_Task to carry out_
A faithful copy of the listing below is required.
((
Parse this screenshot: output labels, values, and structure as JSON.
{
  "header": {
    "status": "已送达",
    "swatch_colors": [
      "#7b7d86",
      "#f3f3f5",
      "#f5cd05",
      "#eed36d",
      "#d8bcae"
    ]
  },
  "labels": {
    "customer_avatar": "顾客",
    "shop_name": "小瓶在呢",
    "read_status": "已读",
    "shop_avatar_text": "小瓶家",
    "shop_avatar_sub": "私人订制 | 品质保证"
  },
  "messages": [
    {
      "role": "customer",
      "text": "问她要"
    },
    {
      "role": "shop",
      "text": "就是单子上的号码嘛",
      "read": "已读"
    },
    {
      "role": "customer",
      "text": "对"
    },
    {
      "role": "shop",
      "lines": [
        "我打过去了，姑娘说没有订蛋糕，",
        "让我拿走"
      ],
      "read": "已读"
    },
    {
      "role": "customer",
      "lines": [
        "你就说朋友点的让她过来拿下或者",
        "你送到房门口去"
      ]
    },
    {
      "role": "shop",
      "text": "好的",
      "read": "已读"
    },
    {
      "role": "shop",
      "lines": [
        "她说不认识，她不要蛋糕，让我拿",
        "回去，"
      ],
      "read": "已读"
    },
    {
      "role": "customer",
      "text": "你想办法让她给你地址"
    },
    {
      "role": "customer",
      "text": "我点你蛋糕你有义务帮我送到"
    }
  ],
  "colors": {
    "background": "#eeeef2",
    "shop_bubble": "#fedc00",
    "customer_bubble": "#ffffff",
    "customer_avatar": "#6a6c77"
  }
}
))
_Result of the task_
Parse this screenshot: output labels, values, and structure as JSON.
{
  "header": {
    "status": "已送达",
    "swatch_colors": [
      "#7b7d86",
      "#f3f3f5",
      "#f5cd05",
      "#eed36d",
      "#d8bcae"
    ]
  },
  "labels": {
    "customer_avatar": "顾客",
    "shop_name": "小瓶在呢",
    "read_status": "已读",
    "shop_avatar_text": "小瓶家",
    "shop_avatar_sub": "私人订制 | 品质保证"
  },
  "messages": [
    {
      "role": "customer",
      "text": "问她要"
    },
    {
      "role": "shop",
      "text": "就是单子上的号码嘛",
      "read": "已读"
    },
    {
      "role": "customer",
      "text": "对"
    },
    {
      "role": "shop",
      "lines": [
        "我打过去了，姑娘说没有订蛋糕，",
        "让我拿走"
      ],
      "read": "已读"
    },
    {
      "role": "customer",
      "lines": [
        "你就说朋友点的让她过来拿下或者",
        "你送到房门口去"
      ]
    },
    {
      "role": "shop",
      "text": "好的",
      "read": "已读"
    },
    {
      "role": "shop",
      "lines": [
        "她说不认识，她不要蛋糕，让我拿",
        "回去，"
      ],
      "read": "已读"
    },
    {
      "role": "customer",
      "text": "你想办法让她给你地址"
    },
    {
      "role": "customer",
      "text": "我点你蛋糕你有义务帮我送到"
    }
  ],
  "colors": {
    "background": "#eeeef2",
    "shop_bubble": "#fedc00",
    "customer_bubble": "#ffffff",
    "customer_avatar": "#6a6c77"
  }
}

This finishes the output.